The Sonorus 1G accommodates shot weights from 0.05 g to 1.5 g, and is being used across the world by various OEMs in the medical and other industry sectors. The proprietary nature of many of the applications of the technology are such that precise case studies are not possible, but it is possible to give some details of recent OEM projects and the materials used and dimensions achieved.
Case Study 1
The manufacture of a cap with a filter for an ear protection device made from raw polyamide 12 (PA12). In this application, the ultrasonic moulding process successfully manufactured a part weighing 0.02 g, with a 0.5 mm wall thickness, and outside diameter of 4.4 mm and an internal diameter of 2.9 mm. Of enormous interest with this example was that the part — with a membrane overmoulding — was achieved in one operation. This proved impossible to achieve using a conventional micro injection moulding process, the alternative to Ultrasion’s ultrasonic moulding process being to mould the part using one process, and then to glue the membrane in a secondary process. The manufacturer reported a 300% increase in productivity using the Ultrasion technology.
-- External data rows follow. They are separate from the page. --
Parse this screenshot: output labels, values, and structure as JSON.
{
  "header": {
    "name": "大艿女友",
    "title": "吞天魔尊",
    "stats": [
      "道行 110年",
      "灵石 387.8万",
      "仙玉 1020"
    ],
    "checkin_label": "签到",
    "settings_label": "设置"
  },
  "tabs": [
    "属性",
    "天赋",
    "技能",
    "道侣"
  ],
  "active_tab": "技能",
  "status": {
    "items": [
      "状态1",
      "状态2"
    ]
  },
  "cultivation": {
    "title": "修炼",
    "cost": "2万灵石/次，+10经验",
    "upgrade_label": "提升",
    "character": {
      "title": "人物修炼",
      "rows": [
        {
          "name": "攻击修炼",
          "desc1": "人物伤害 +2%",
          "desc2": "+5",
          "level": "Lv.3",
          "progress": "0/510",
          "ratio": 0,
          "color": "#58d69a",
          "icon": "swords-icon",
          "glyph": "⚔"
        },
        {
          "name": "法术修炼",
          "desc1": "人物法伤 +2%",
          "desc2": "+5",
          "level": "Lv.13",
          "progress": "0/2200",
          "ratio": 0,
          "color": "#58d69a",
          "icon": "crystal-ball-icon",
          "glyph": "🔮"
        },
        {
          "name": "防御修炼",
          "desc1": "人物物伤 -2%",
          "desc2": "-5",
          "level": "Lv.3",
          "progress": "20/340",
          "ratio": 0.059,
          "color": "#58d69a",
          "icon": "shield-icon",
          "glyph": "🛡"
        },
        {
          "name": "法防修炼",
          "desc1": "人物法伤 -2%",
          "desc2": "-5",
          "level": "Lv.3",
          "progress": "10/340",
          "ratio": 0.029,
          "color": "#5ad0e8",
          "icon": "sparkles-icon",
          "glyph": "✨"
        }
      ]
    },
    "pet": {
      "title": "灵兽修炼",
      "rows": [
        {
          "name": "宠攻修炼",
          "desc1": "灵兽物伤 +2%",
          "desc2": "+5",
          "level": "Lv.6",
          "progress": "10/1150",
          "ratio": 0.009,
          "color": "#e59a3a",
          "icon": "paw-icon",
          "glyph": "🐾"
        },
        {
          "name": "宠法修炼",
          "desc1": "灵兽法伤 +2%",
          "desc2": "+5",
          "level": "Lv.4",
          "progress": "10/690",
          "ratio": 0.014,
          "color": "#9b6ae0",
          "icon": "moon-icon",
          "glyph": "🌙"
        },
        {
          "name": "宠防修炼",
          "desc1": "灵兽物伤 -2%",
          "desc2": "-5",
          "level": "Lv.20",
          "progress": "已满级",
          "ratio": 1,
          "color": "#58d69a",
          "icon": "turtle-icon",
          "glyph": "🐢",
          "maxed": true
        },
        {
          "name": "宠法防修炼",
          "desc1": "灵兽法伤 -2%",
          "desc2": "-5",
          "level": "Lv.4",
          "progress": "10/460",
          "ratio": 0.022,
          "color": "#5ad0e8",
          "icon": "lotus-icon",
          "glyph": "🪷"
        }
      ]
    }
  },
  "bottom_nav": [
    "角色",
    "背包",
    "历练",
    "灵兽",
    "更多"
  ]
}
Case Study 2
Ultrasonic moulding was successfully used in the production of an eye retina surgery tip made from raw polypropylene. The final part weighed 0.1 g, had an internal diameter of 0.6 mm with a 0.17 mm wall thickness, and a wall thickness at the tip of 0.1 mm. The tool for this application used two extremely small core pins sitting head to head, which would have broken using the high pressures of conventional micro injection mouding.
Case Study 3
A healthcare project for a medical device using coloured polypropylene. This tissue management application required a particularly difficult to manufacture tip. By using the Ultrasion technology, this OEM managed to produce a tip that was 43 mm long, weighing 0.22 g, with wall thicknesses of 0.075 mm, and with an outside diameter of 0.35 mm and an inside diameter of 0.2 mm. When working on this project, the Sonorus 1G generated flashes at the top of the tip due to a slight mould misalignment. The company has been unable to measure such flashes precisely, but they are at least as thin as 0.003 mm along 3 mm. The customer was astonished as they felt that PP was not supposed to flash at such thicknesses, and this led to the development of parts that it had previously thought impossible to manufacture.